╭─ The data

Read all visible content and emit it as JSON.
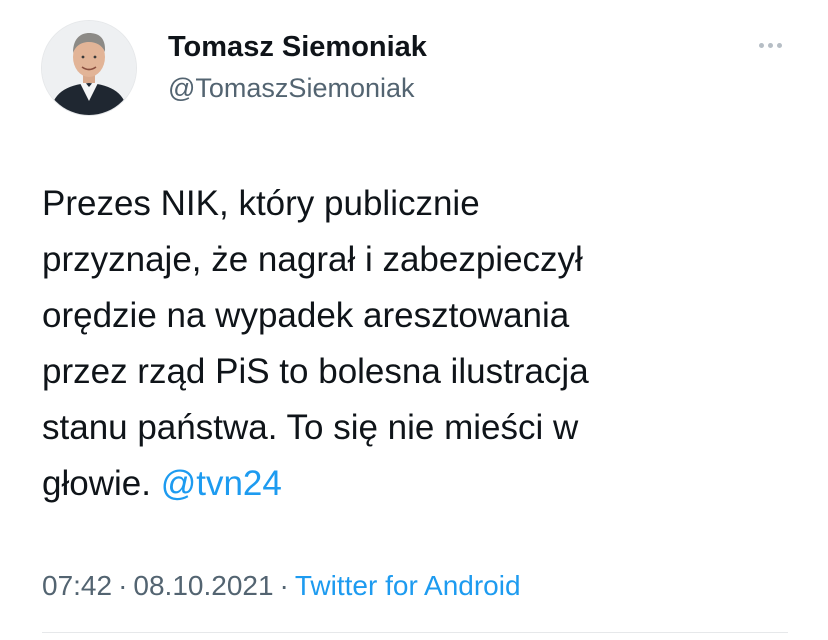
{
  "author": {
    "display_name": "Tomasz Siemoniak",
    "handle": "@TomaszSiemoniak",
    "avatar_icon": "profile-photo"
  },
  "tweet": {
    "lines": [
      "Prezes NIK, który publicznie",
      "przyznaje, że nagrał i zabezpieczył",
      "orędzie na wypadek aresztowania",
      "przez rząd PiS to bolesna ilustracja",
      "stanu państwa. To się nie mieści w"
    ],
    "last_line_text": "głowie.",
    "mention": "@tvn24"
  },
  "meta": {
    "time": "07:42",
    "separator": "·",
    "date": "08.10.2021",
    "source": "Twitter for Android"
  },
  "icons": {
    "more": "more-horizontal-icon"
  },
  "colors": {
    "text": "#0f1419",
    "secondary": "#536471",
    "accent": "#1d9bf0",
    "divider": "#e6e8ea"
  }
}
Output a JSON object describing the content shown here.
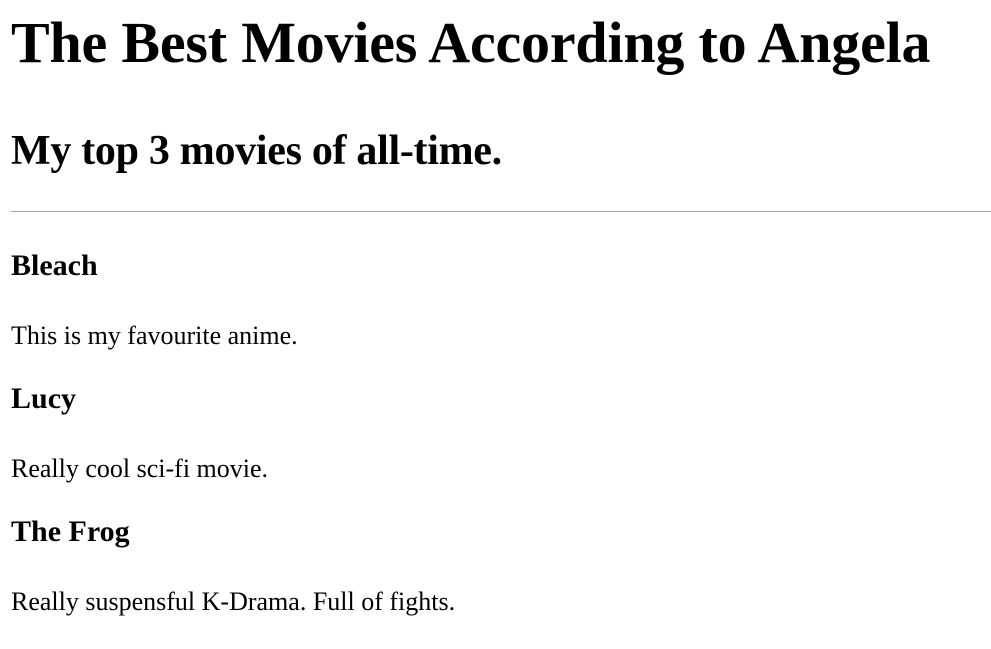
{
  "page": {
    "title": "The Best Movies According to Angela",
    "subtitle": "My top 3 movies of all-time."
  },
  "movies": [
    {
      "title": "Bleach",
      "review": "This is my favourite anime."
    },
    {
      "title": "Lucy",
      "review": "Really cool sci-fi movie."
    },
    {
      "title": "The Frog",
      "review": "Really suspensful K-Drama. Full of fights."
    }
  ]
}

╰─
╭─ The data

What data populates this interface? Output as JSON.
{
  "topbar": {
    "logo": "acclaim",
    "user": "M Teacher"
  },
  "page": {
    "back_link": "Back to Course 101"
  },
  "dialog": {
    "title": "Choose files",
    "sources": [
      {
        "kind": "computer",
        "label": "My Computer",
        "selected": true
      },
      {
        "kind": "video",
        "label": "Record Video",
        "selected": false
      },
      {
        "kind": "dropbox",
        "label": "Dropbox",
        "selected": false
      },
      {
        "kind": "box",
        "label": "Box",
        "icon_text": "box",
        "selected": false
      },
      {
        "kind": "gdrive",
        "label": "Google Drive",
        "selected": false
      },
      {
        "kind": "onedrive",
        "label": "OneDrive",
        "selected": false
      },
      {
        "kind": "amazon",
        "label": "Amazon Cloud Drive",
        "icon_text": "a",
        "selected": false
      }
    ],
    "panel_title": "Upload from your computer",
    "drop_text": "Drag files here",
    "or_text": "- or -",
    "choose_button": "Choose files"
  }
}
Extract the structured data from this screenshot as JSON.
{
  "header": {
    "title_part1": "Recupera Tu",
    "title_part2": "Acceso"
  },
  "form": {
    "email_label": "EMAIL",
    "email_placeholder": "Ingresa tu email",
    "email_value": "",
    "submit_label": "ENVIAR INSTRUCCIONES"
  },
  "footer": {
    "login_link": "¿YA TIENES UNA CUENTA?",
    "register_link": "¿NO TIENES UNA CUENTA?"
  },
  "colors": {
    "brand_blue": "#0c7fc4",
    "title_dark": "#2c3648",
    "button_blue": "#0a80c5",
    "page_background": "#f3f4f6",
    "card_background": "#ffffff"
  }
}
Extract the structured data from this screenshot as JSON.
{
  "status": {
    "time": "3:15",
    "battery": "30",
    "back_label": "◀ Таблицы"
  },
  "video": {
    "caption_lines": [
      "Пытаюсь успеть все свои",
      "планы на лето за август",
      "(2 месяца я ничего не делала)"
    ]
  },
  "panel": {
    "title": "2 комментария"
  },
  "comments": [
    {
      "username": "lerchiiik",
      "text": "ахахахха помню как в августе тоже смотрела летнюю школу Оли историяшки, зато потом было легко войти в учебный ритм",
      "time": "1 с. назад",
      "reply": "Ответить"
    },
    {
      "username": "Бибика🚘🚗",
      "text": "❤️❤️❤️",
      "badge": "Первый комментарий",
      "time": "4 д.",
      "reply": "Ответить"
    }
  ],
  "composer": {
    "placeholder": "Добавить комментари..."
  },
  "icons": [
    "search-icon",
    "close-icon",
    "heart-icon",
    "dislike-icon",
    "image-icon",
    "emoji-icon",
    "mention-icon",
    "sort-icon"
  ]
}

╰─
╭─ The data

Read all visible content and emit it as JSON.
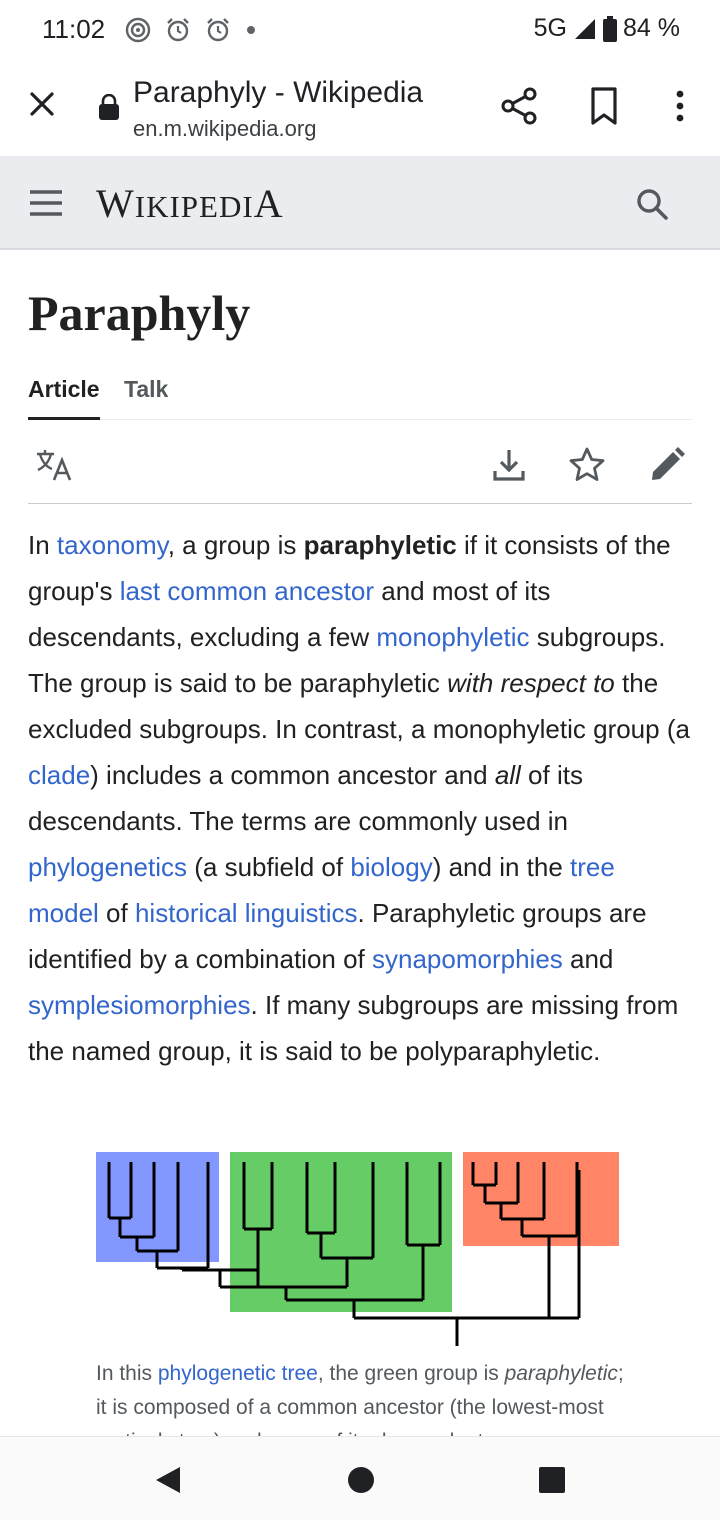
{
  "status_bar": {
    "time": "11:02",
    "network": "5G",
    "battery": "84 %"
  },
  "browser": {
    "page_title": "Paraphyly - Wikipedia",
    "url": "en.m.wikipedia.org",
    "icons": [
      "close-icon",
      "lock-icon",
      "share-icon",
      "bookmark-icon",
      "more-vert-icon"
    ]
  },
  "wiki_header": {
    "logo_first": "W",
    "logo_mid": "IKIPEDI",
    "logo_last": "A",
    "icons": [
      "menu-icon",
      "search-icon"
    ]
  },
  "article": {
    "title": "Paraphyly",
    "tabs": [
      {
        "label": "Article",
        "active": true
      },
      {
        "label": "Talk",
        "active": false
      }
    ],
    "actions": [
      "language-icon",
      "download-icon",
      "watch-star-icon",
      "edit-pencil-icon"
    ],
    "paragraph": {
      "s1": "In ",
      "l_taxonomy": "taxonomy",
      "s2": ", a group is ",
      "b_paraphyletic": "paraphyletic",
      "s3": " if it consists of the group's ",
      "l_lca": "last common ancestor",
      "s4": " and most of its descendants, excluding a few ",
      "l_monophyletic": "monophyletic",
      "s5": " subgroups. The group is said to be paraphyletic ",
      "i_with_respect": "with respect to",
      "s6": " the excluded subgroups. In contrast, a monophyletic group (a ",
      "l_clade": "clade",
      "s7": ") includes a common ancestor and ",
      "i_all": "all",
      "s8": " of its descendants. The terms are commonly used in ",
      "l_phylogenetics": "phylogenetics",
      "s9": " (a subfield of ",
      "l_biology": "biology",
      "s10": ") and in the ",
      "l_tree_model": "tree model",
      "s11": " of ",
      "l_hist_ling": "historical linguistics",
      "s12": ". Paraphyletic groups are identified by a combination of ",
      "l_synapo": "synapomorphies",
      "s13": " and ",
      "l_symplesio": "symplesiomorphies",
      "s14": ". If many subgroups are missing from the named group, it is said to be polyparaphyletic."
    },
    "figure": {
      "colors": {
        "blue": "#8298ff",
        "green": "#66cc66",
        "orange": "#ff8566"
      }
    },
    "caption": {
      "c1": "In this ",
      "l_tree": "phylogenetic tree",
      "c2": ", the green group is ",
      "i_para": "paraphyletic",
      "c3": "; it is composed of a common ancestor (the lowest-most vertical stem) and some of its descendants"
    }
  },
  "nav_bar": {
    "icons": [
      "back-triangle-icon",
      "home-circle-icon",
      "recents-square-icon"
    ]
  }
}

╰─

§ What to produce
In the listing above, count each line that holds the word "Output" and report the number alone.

§ Final answer
2